Every record, down to the last line, must be given again exactly.

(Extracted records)
____________________
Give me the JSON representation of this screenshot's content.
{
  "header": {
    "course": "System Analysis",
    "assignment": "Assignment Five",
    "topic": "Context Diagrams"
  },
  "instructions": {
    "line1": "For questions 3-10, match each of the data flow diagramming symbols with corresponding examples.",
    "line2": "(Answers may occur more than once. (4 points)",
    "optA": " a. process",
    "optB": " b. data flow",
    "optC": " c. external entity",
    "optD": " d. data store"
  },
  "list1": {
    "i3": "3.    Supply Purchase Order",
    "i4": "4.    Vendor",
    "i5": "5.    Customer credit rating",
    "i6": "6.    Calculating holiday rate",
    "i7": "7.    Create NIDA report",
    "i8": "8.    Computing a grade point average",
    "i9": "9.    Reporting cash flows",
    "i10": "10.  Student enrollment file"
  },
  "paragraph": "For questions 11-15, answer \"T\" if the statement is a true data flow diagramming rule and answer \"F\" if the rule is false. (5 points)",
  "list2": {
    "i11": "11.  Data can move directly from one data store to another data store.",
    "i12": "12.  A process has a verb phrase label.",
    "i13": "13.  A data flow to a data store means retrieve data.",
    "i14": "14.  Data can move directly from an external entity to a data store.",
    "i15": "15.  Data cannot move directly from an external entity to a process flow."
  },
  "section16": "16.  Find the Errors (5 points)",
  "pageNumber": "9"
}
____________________
» TASK OUTPUT:
Give me the JSON representation of this screenshot's content.
{
  "header": {
    "course": "System Analysis",
    "assignment": "Assignment Five",
    "topic": "Context Diagrams"
  },
  "instructions": {
    "line1": "For questions 3-10, match each of the data flow diagramming symbols with corresponding examples.",
    "line2": "(Answers may occur more than once. (4 points)",
    "optA": " a. process",
    "optB": " b. data flow",
    "optC": " c. external entity",
    "optD": " d. data store"
  },
  "list1": {
    "i3": "3.    Supply Purchase Order",
    "i4": "4.    Vendor",
    "i5": "5.    Customer credit rating",
    "i6": "6.    Calculating holiday rate",
    "i7": "7.    Create NIDA report",
    "i8": "8.    Computing a grade point average",
    "i9": "9.    Reporting cash flows",
    "i10": "10.  Student enrollment file"
  },
  "paragraph": "For questions 11-15, answer \"T\" if the statement is a true data flow diagramming rule and answer \"F\" if the rule is false. (5 points)",
  "list2": {
    "i11": "11.  Data can move directly from one data store to another data store.",
    "i12": "12.  A process has a verb phrase label.",
    "i13": "13.  A data flow to a data store means retrieve data.",
    "i14": "14.  Data can move directly from an external entity to a data store.",
    "i15": "15.  Data cannot move directly from an external entity to a process flow."
  },
  "section16": "16.  Find the Errors (5 points)",
  "pageNumber": "9"
}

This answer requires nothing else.